▸ **ACTIVITY**: Scan the material that follows. Copy every line containing the word "Everything".

▸ **DATA FOR THIS EXERCISE**:
□ □ □ □ □ □ □

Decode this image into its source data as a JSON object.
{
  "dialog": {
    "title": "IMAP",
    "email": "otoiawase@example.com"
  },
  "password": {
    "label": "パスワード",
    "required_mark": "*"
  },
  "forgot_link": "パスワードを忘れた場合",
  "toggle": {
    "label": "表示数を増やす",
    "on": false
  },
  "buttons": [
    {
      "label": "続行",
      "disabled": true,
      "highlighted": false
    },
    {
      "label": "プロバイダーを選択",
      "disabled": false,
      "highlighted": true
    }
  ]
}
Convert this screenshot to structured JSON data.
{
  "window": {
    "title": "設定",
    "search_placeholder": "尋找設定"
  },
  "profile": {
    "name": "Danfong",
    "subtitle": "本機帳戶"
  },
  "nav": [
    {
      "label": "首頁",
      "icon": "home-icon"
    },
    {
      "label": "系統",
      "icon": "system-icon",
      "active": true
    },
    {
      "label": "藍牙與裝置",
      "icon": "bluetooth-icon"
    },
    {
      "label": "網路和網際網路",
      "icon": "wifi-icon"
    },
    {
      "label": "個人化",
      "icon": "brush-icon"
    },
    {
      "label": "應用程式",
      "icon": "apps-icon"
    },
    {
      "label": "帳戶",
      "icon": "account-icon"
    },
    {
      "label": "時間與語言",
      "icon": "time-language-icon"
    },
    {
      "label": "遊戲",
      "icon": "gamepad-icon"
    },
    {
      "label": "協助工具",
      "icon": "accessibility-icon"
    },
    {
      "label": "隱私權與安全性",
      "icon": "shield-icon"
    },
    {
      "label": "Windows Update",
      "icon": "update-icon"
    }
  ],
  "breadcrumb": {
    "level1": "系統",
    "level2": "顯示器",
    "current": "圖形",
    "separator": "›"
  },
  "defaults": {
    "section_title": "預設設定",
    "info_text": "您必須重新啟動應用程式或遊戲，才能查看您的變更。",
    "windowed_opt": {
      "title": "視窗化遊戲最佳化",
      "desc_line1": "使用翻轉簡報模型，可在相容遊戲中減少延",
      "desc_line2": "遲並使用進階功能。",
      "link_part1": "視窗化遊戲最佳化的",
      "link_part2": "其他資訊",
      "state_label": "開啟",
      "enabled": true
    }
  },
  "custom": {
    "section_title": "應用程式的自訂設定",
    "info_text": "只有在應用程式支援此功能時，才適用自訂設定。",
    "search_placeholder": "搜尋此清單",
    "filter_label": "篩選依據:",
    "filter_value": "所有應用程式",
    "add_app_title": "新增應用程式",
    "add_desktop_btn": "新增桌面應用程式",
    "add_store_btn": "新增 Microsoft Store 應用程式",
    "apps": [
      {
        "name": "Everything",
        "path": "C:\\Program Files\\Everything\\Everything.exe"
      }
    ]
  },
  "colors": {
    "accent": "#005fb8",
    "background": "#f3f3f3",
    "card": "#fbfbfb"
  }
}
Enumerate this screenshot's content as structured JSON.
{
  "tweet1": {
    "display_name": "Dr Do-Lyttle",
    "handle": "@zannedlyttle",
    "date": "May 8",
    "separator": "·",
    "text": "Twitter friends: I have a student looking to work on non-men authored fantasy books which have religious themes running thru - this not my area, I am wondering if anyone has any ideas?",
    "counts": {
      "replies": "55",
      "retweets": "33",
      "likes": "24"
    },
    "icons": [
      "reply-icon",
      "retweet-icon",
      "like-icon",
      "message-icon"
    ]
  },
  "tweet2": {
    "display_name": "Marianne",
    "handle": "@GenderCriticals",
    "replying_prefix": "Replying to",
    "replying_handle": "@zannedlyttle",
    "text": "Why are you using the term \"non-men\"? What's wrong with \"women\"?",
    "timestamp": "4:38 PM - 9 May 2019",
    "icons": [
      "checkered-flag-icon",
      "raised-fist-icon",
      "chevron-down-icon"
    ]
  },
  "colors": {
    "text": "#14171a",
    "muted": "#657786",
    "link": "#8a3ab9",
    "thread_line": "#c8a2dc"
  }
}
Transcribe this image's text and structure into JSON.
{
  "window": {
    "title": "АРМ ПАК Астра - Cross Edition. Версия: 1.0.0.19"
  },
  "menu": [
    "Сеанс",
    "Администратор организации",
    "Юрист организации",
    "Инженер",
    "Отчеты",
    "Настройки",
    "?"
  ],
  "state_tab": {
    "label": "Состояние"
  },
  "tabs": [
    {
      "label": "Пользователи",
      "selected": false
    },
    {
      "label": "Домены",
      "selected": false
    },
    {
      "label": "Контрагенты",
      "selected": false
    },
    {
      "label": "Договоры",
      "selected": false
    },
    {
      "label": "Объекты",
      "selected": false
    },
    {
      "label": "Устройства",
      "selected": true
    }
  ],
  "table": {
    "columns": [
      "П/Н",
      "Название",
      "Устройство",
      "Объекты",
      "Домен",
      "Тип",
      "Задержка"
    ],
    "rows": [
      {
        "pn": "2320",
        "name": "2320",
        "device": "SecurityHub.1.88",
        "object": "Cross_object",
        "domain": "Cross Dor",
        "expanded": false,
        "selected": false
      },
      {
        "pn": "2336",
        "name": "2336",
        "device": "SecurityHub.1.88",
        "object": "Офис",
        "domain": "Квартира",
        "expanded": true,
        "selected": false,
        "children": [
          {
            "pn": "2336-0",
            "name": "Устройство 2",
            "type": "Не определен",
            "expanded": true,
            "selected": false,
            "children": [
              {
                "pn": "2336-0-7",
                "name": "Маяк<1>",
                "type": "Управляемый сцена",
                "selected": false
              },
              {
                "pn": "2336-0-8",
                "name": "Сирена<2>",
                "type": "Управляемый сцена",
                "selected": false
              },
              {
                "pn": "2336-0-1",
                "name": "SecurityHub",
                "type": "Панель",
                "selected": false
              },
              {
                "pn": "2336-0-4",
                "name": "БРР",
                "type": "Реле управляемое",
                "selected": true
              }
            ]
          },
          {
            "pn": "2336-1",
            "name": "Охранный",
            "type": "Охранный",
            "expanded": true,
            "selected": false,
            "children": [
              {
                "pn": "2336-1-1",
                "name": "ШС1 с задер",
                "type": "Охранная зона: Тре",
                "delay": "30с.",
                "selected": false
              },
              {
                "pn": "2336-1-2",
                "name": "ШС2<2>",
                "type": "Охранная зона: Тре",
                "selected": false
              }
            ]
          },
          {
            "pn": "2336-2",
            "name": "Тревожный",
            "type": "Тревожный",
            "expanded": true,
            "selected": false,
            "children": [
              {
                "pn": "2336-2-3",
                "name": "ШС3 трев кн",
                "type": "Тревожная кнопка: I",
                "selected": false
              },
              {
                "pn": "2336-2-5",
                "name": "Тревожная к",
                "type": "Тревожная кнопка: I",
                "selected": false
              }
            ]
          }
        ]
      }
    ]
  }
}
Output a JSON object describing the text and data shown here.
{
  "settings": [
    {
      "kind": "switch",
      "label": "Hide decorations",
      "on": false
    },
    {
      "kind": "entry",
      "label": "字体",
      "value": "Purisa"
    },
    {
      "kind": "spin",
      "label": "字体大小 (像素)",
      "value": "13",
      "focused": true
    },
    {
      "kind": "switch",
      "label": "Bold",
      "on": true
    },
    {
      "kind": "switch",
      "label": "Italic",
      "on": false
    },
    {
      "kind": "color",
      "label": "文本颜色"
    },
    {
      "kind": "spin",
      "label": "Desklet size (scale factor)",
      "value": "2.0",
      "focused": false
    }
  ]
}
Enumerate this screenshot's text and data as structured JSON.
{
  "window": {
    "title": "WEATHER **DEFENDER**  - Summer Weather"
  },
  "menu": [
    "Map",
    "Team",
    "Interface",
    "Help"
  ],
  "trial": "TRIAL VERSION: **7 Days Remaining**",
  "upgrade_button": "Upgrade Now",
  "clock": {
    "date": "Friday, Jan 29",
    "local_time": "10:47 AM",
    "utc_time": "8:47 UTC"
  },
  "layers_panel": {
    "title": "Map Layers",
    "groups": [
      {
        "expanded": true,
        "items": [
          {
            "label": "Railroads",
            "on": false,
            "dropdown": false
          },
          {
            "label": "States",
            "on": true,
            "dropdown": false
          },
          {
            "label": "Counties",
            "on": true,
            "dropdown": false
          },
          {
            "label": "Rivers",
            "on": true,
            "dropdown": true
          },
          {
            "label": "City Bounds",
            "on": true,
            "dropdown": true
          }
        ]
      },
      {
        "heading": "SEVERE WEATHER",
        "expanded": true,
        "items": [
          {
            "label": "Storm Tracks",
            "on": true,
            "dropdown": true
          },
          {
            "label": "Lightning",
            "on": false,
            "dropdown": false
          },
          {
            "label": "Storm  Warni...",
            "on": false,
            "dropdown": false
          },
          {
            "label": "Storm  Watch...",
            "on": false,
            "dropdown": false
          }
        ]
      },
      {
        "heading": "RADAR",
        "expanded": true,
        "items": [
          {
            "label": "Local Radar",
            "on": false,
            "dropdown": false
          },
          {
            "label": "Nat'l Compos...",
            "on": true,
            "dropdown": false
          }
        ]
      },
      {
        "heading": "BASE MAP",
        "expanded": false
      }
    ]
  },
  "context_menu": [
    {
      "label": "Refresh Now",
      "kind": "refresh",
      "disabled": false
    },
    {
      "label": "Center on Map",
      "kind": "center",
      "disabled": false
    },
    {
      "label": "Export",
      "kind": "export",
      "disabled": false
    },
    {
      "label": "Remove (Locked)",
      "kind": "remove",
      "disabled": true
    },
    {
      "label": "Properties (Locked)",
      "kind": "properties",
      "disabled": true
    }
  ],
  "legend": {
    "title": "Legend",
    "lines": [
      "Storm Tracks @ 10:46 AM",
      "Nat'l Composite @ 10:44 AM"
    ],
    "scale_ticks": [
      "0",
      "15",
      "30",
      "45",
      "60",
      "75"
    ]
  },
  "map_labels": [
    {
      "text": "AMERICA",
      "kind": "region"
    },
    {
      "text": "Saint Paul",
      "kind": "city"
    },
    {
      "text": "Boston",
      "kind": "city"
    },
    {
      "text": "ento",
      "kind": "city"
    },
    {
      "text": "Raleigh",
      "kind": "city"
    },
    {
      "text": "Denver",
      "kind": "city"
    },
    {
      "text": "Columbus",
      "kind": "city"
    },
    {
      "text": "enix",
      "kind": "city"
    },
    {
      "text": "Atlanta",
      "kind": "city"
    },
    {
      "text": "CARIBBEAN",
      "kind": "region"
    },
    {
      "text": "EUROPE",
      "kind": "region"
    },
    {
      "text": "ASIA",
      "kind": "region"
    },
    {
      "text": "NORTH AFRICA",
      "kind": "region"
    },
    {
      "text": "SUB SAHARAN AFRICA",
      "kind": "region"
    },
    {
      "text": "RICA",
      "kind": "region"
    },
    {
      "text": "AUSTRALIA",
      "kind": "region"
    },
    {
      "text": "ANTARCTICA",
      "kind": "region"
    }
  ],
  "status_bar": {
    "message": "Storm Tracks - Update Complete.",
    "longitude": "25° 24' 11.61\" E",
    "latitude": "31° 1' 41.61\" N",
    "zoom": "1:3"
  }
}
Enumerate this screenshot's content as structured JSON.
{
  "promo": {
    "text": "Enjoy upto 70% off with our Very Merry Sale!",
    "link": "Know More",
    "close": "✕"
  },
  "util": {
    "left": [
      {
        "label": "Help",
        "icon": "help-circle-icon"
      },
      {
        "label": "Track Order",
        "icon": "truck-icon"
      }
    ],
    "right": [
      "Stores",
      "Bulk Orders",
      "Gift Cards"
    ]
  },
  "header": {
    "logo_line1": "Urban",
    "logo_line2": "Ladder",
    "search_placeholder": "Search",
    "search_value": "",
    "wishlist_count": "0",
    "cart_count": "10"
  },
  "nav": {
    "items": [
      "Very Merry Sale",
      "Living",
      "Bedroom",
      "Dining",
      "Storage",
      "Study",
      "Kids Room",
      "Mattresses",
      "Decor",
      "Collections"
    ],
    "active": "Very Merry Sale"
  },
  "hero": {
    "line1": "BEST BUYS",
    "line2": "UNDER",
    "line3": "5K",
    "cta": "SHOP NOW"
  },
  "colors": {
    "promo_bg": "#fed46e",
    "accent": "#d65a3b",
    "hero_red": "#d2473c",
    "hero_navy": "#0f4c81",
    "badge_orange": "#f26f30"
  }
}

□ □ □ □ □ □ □

▸ **ANSWER BOX**:
        "name": "Everything",
        "path": "C:\\Program Files\\Everything\\Everything.exe"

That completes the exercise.